▶ **Task details**
In the listing below, every line with the word "FASHION" needs to be copied.
######
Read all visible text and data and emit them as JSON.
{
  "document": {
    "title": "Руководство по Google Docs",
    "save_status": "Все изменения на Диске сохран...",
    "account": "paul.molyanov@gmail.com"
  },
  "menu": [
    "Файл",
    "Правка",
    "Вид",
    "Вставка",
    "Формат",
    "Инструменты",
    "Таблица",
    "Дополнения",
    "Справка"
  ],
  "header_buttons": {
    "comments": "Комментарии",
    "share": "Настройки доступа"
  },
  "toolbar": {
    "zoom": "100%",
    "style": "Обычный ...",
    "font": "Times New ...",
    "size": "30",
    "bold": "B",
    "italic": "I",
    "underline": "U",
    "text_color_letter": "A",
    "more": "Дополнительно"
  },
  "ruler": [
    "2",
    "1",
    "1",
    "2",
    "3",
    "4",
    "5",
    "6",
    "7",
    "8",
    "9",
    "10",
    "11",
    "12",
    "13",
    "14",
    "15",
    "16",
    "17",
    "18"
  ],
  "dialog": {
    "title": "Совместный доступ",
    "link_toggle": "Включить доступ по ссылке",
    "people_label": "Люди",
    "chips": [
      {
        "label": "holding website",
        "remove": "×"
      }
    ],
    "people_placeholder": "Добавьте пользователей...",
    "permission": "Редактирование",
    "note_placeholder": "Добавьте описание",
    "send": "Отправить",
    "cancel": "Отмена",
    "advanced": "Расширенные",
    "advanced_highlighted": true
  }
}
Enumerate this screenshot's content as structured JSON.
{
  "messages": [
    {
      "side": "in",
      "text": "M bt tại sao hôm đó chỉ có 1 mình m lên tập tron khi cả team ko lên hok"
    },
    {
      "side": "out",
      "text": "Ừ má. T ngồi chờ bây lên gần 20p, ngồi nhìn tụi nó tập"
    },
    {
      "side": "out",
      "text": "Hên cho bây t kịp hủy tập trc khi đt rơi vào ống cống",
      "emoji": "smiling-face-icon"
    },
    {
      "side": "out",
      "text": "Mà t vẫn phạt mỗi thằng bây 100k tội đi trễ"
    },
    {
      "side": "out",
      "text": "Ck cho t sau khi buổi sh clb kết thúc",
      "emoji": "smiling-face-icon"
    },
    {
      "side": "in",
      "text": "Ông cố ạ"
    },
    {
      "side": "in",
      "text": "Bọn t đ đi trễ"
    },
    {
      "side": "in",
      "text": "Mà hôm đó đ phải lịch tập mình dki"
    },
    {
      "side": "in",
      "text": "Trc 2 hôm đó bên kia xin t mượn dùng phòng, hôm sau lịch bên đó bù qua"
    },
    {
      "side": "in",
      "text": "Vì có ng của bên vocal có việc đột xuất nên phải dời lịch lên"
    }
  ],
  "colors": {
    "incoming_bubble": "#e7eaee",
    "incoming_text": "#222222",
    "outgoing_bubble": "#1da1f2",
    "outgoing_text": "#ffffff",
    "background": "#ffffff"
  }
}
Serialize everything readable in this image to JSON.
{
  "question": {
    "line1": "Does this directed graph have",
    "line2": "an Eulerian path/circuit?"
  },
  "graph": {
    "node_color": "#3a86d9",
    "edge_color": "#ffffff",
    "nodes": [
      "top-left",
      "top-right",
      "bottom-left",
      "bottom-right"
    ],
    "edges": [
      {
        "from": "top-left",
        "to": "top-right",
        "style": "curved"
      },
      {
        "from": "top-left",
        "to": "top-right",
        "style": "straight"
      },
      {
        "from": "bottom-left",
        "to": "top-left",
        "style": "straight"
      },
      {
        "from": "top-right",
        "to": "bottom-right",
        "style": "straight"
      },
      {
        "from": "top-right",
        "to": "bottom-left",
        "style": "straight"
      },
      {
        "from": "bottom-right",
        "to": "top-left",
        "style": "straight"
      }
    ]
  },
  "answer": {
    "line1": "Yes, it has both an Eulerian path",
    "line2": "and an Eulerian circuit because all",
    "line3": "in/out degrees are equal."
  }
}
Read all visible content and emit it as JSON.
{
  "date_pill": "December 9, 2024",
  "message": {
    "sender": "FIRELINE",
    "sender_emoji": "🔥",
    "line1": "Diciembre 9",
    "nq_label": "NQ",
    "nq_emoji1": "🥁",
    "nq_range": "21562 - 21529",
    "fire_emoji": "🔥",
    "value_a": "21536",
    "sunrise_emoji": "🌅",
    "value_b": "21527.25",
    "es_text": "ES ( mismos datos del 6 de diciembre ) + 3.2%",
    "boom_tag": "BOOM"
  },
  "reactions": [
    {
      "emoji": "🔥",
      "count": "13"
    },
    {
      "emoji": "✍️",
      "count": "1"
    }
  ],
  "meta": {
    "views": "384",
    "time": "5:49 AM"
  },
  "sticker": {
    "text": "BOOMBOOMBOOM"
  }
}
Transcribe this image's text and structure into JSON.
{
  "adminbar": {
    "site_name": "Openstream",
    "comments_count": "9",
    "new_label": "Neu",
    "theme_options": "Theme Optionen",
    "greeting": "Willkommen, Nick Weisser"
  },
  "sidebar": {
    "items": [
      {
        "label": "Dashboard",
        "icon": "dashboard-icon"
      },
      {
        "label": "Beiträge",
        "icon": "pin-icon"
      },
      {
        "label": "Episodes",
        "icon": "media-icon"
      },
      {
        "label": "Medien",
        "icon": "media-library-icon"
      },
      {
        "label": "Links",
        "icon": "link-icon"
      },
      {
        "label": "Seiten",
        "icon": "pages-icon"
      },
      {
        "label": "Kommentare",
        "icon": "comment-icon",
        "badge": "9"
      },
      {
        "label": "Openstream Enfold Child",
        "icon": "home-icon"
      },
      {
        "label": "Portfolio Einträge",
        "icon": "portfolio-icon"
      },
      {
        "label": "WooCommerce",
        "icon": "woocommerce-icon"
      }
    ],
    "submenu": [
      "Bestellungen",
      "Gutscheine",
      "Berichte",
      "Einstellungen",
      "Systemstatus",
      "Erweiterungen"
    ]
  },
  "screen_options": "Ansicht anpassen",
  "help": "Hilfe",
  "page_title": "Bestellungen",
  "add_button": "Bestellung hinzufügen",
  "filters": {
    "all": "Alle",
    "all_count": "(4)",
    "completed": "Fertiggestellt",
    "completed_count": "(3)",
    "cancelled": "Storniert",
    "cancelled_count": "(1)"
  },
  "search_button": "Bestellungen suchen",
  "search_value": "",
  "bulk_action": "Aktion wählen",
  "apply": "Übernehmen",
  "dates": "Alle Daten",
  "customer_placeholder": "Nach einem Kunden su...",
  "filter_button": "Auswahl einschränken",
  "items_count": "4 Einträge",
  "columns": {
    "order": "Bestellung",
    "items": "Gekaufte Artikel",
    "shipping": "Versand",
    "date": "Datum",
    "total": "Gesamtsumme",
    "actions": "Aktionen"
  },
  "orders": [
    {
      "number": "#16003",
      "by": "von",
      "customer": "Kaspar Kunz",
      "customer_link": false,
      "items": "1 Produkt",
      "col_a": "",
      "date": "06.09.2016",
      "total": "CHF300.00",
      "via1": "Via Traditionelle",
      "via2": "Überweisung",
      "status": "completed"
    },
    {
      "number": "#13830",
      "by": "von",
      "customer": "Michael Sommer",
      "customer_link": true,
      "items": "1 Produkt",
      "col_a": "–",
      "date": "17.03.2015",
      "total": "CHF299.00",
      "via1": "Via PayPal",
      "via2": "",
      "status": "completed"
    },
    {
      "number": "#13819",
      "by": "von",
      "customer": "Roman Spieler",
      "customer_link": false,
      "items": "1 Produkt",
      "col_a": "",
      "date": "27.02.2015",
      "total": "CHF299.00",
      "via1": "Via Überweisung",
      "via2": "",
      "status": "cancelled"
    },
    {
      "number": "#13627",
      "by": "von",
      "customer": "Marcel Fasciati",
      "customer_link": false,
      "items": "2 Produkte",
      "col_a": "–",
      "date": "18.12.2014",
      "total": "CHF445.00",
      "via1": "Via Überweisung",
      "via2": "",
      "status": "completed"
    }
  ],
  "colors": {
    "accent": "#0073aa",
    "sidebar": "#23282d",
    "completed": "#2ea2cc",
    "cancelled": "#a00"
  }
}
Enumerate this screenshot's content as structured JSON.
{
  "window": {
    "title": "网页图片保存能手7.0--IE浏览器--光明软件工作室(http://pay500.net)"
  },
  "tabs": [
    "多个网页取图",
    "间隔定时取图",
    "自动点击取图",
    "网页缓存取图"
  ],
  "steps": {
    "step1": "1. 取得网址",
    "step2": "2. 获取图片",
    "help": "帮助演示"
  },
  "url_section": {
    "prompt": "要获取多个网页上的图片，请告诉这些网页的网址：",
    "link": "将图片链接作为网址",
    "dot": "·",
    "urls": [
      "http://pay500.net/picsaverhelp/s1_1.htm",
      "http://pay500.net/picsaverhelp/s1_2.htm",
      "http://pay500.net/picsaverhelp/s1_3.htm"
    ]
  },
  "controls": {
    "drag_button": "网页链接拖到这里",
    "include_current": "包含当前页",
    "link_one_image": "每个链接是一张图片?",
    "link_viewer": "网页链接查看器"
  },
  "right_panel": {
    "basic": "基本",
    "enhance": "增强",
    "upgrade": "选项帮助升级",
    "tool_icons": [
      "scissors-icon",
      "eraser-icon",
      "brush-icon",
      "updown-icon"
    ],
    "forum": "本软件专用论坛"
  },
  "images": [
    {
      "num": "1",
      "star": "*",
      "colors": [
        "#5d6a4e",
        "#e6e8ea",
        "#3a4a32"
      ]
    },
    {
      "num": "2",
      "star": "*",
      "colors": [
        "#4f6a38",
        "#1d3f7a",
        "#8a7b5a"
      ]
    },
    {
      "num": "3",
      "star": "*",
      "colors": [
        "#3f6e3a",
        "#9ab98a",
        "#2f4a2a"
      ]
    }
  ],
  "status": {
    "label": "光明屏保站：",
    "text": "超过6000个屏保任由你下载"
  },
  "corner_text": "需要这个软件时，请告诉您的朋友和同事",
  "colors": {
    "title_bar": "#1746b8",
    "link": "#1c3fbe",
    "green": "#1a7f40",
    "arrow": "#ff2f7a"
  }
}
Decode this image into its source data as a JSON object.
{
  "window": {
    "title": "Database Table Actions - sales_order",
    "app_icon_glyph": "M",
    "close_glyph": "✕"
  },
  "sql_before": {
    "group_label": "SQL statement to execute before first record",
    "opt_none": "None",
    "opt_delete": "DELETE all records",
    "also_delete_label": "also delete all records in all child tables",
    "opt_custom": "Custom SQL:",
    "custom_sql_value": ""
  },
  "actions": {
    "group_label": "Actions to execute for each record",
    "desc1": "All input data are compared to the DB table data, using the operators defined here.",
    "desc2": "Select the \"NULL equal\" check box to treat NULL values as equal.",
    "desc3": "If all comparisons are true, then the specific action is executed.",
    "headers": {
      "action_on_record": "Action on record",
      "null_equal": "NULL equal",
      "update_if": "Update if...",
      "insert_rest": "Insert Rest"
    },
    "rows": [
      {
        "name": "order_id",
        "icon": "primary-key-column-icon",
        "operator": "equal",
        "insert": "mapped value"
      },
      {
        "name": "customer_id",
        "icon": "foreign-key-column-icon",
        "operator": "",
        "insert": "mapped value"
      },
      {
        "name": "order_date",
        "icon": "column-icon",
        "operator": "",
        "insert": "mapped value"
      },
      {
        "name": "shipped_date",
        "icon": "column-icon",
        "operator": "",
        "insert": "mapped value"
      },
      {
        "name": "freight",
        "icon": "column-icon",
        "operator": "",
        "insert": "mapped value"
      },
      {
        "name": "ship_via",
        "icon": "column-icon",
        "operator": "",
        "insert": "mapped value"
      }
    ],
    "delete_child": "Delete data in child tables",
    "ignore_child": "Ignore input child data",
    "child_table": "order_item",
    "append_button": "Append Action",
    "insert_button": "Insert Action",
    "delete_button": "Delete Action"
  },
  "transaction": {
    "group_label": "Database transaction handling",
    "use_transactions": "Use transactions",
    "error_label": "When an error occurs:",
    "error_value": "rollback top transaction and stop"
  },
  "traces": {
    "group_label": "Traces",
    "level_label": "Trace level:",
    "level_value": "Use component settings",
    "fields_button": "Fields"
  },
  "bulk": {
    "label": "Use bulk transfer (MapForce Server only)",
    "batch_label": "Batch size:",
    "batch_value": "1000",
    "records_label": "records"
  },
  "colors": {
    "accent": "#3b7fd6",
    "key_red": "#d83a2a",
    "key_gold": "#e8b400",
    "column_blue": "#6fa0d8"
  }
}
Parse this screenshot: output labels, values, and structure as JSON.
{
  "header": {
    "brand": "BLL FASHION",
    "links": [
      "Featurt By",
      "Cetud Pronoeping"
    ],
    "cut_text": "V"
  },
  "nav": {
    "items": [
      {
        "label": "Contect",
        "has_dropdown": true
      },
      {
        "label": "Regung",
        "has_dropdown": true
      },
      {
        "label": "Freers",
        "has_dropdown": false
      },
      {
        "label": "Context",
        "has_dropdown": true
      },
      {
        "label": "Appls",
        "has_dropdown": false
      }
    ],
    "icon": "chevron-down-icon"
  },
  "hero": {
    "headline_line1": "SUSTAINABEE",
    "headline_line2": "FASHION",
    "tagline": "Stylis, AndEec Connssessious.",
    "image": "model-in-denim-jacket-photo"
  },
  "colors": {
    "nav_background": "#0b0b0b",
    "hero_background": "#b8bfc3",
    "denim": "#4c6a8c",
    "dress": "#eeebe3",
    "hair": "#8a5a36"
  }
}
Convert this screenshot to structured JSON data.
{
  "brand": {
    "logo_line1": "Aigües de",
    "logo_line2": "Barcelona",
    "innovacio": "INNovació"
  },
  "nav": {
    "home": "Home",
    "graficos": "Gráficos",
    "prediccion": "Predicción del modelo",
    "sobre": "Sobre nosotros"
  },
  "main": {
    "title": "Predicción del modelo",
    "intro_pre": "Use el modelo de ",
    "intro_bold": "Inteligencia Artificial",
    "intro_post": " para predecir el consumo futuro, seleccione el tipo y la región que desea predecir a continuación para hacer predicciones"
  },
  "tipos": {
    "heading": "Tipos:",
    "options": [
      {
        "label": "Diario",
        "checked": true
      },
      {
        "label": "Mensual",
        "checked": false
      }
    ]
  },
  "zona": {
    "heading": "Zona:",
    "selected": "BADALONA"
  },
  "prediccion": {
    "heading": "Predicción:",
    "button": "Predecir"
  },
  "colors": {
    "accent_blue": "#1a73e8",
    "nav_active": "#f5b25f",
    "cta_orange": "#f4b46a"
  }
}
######
▶ **Completed exercise**
    "brand": "BLL FASHION",
    "headline_line2": "FASHION",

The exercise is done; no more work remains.